(Data about app and page elements)
+-------+

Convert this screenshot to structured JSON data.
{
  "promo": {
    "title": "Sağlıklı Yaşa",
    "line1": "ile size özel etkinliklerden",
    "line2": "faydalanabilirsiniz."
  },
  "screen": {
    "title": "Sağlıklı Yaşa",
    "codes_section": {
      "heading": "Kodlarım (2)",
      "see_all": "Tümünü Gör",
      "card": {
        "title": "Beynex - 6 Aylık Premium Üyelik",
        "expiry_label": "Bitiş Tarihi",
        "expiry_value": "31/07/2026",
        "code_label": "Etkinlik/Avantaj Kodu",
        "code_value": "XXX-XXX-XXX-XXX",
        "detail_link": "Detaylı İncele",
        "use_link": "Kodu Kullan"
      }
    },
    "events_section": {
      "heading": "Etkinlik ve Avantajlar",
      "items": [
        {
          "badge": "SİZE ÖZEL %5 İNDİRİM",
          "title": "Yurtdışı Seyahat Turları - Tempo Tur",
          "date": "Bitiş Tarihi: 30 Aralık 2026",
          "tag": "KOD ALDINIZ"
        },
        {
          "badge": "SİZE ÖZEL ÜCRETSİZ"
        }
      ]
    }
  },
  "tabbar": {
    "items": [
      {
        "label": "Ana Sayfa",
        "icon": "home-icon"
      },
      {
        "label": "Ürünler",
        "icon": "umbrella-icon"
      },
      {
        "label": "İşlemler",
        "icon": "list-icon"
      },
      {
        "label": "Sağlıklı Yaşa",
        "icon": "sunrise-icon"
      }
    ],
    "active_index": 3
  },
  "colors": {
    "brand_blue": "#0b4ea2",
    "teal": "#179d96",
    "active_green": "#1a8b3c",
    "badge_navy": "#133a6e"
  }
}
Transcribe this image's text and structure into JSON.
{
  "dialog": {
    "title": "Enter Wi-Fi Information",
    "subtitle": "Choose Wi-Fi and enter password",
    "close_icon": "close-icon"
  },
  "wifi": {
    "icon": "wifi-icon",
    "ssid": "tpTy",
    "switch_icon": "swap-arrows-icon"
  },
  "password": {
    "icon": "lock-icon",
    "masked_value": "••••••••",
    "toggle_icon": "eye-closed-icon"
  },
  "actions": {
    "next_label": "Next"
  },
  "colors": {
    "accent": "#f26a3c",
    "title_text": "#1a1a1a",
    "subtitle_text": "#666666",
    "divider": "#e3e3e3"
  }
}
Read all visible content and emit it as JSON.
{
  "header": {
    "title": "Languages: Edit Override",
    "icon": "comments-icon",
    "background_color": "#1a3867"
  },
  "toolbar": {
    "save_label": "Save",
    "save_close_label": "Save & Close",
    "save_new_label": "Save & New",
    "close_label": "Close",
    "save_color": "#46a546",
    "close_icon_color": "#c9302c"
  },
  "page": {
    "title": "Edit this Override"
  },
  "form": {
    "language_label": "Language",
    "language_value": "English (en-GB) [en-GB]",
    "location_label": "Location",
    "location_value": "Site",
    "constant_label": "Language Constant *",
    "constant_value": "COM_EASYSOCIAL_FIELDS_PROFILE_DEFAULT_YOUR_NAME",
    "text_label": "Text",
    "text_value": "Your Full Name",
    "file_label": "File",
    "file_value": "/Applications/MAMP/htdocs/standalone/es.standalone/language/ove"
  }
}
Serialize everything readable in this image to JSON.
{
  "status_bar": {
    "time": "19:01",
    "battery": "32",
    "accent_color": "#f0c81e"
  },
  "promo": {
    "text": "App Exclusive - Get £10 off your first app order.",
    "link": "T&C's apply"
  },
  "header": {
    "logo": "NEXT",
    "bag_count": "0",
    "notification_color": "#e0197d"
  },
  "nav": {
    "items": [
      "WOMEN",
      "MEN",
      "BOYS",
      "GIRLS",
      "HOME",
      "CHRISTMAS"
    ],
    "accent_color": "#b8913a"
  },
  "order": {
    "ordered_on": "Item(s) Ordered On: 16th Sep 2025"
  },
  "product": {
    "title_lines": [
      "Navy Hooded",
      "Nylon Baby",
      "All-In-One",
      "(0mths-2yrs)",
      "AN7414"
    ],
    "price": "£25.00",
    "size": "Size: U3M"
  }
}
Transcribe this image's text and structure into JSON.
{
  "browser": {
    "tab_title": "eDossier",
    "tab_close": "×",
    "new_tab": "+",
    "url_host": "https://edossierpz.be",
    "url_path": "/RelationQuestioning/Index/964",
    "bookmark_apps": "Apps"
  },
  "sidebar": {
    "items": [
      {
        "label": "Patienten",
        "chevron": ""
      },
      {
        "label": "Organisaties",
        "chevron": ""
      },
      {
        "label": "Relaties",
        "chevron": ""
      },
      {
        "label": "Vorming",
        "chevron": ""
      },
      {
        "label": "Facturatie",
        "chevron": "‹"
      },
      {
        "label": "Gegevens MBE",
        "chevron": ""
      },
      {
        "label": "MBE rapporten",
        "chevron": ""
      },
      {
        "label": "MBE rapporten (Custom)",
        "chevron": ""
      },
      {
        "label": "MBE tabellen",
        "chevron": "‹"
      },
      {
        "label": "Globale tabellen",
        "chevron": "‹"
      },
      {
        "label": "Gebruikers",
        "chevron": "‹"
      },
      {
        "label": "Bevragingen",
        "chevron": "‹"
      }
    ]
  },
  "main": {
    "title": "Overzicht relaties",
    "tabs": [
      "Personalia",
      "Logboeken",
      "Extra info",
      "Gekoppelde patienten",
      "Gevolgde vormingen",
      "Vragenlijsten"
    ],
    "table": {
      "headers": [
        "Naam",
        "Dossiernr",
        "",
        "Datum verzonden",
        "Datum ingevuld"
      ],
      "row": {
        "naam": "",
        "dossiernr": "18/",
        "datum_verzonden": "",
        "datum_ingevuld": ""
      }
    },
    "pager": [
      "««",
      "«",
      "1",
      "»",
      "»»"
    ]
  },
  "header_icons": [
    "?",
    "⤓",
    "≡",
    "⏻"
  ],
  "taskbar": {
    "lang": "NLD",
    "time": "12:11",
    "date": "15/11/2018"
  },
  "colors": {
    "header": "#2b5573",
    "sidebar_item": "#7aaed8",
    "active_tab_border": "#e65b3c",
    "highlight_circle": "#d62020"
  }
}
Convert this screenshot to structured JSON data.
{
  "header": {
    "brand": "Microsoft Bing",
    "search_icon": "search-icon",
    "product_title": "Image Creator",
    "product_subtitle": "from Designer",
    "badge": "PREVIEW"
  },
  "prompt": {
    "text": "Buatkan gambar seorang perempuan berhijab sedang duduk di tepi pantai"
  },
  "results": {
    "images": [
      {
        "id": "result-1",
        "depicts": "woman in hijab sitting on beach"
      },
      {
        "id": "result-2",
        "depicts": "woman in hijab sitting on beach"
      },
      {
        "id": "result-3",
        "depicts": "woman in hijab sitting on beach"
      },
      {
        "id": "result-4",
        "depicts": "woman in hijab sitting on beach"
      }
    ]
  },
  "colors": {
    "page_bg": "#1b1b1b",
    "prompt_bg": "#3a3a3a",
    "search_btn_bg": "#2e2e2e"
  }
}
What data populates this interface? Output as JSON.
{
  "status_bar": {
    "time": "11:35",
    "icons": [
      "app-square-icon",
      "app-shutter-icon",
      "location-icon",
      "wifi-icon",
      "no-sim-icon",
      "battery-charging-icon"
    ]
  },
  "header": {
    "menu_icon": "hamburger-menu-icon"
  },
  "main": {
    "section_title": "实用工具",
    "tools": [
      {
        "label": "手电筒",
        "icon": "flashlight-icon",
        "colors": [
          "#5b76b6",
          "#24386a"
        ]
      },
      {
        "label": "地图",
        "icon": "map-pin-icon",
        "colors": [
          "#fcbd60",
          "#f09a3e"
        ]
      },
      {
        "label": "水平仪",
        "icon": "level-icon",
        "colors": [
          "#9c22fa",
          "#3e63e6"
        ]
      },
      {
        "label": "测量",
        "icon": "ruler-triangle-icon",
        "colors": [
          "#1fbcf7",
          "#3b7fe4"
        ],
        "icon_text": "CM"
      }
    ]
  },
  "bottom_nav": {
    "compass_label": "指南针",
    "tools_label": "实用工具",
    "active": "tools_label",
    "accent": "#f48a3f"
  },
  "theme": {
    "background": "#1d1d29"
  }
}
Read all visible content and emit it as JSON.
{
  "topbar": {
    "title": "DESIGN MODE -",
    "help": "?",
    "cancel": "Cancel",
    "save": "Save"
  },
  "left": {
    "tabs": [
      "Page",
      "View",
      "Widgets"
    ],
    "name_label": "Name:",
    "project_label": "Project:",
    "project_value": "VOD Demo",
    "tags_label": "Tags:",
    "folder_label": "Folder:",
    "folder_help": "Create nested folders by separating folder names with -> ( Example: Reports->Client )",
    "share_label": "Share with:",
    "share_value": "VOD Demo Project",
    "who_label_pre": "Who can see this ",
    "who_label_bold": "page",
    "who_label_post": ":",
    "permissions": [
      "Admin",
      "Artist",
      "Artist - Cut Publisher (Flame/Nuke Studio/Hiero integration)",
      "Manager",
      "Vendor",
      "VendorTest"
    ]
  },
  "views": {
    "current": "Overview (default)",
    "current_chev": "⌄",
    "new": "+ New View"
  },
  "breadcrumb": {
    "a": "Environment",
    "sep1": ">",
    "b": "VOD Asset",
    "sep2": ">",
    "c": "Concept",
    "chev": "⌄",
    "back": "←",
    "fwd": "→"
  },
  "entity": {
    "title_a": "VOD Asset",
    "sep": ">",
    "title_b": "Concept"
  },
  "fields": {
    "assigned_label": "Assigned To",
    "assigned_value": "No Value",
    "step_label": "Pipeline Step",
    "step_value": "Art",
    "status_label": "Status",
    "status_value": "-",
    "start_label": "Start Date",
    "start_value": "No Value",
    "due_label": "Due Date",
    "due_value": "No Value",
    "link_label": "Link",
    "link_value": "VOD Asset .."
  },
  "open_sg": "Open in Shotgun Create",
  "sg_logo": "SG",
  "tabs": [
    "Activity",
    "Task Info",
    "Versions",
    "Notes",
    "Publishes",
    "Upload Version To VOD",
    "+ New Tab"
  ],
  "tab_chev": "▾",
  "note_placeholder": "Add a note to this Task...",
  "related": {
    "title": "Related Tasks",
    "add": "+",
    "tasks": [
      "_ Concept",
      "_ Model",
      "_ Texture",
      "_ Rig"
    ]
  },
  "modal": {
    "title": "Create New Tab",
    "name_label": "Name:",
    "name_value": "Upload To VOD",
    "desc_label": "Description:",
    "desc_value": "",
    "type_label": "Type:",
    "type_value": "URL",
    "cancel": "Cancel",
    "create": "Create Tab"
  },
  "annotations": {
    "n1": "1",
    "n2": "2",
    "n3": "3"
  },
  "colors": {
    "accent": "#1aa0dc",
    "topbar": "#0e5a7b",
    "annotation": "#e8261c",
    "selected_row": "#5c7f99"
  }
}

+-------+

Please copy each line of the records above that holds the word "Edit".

    "title": "Languages: Edit Override",
    "title": "Edit this Override"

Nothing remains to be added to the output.